The Constitution, when first introduced, set the stage for much controversy in the United States. The two major parties in this battle were the Federalists and the Anti-Federalists. The Federalists, such as James Madison, were in favor of ratifying the Constitution. On the other hand, the Anti-Federalists, such as Patrick Henry and Richard Henry Lee, were against ratification. Each party has their own beliefs on why or why not this document should or should not be passed. These beliefs are displayed in the following articles: Patrick Henry's "Virginia Should Reject the Constitution," Richard Henry Lee's "The Constitution Will Encourage Aristocracy," James Madison's "Federalist Paper No. 10," and "The Letters to Brutus." In these
In Federalist Paper No. 51 James Madison argues the concept of Checks and Balances. Madison’s reason for constructing this paper was to encourage anti-federalist to form a better understanding of the principles and structure of the government. Madison was promoting the system of Checks and Balances, which was designed to protect America from a majority tyranny and to protect liberty. Madison begins his paper by claiming that it is necessary for the supreme branches of government to check on one another in order for the executive, legislative, and judicial branches to stay in their appropriate places.

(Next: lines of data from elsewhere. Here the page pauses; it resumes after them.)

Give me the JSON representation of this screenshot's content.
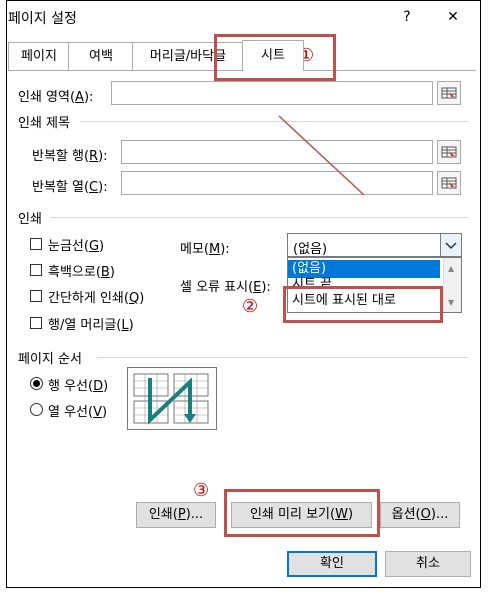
{
  "window": {
    "title": "페이지 설정",
    "help": "?",
    "close": "✕"
  },
  "tabs": [
    {
      "label": "페이지"
    },
    {
      "label": "여백"
    },
    {
      "label": "머리글/바닥글"
    },
    {
      "label": "시트"
    }
  ],
  "print_area": {
    "label": "인쇄 영역(",
    "key": "A",
    "suffix": "):",
    "value": ""
  },
  "print_titles": {
    "heading": "인쇄 제목",
    "rows": {
      "label": "반복할 행(",
      "key": "R",
      "suffix": "):",
      "value": ""
    },
    "cols": {
      "label": "반복할 열(",
      "key": "C",
      "suffix": "):",
      "value": ""
    }
  },
  "print": {
    "heading": "인쇄",
    "gridlines": {
      "label": "눈금선(",
      "key": "G",
      "suffix": ")",
      "checked": false
    },
    "bw": {
      "label": "흑백으로(",
      "key": "B",
      "suffix": ")",
      "checked": false
    },
    "draft": {
      "label": "간단하게 인쇄(",
      "key": "Q",
      "suffix": ")",
      "checked": false
    },
    "headings": {
      "label": "행/열 머리글(",
      "key": "L",
      "suffix": ")",
      "checked": false
    },
    "comments": {
      "label": "메모(",
      "key": "M",
      "suffix": "):",
      "value": "(없음)"
    },
    "errors": {
      "label": "셀 오류 표시(",
      "key": "E",
      "suffix": "):"
    },
    "dropdown": [
      "(없음)",
      "시트 끝",
      "시트에 표시된 대로"
    ]
  },
  "page_order": {
    "heading": "페이지 순서",
    "down_then_over": {
      "label": "행 우선(",
      "key": "D",
      "suffix": ")",
      "selected": true
    },
    "over_then_down": {
      "label": "열 우선(",
      "key": "V",
      "suffix": ")",
      "selected": false
    }
  },
  "buttons": {
    "print": {
      "label": "인쇄(",
      "key": "P",
      "suffix": ")..."
    },
    "preview": {
      "label": "인쇄 미리 보기(",
      "key": "W",
      "suffix": ")"
    },
    "options": {
      "label": "옵션(",
      "key": "O",
      "suffix": ")..."
    },
    "ok": "확인",
    "cancel": "취소"
  },
  "annotations": {
    "one": "①",
    "two": "②",
    "three": "③"
  },
  "colors": {
    "highlight": "#c0504d",
    "arrow": "#c0504d",
    "selection": "#0078d7"
  }
}
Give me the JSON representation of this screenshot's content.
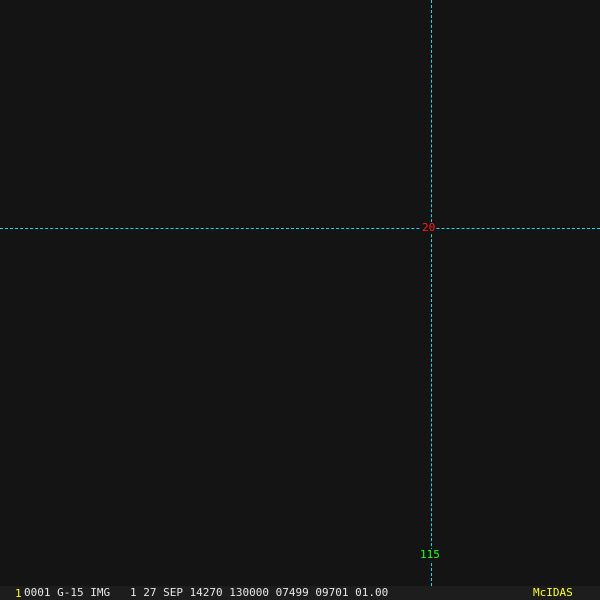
{
  "overlay": {
    "latitude_label": "20",
    "longitude_label": "115",
    "grid_color": "#22d8e8",
    "latitude_label_color": "#ff2020",
    "longitude_label_color": "#20ff20"
  },
  "status_bar": {
    "frame_number": "1",
    "info": "0001 G-15 IMG   1 27 SEP 14270 130000 07499 09701 01.00",
    "brand": "McIDAS"
  }
}
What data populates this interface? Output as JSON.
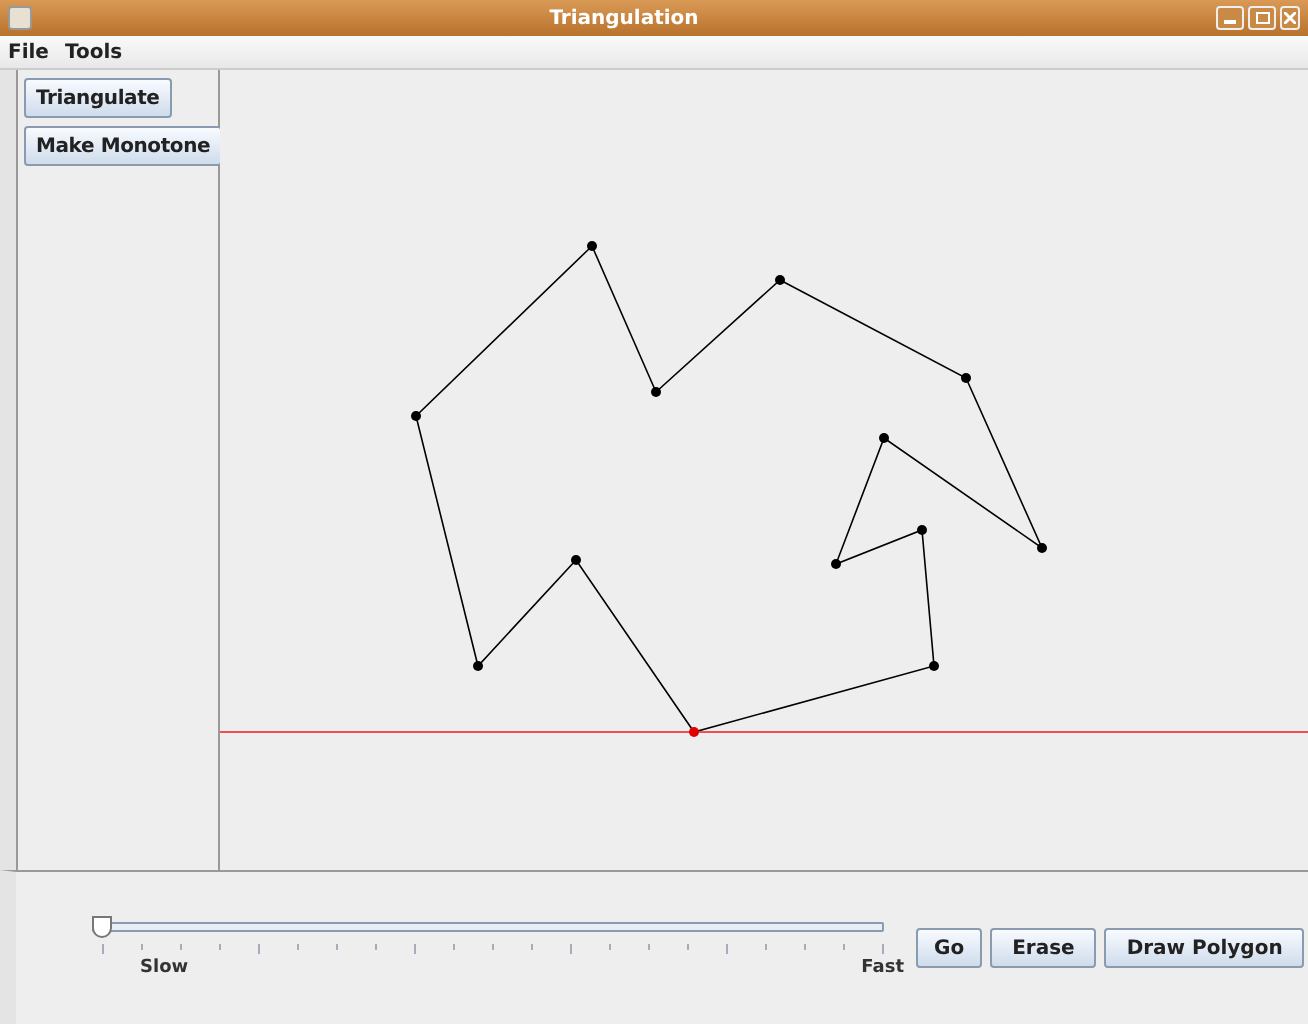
{
  "window": {
    "title": "Triangulation"
  },
  "menu": [
    "File",
    "Tools"
  ],
  "side_buttons": [
    "Triangulate",
    "Make Monotone"
  ],
  "slider": {
    "level": 0,
    "min_label": "Slow",
    "max_label": "Fast"
  },
  "buttons": [
    "Go",
    "Erase",
    "Draw Polygon"
  ]
}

But Madison also expresses the importance of each branch having “a will of its own” (Bianco & Canon, 2015, p. A17) by saying that it is “essential for the preservation of liberty” (Bianco & Canon, 2015, p. A17) that each branch of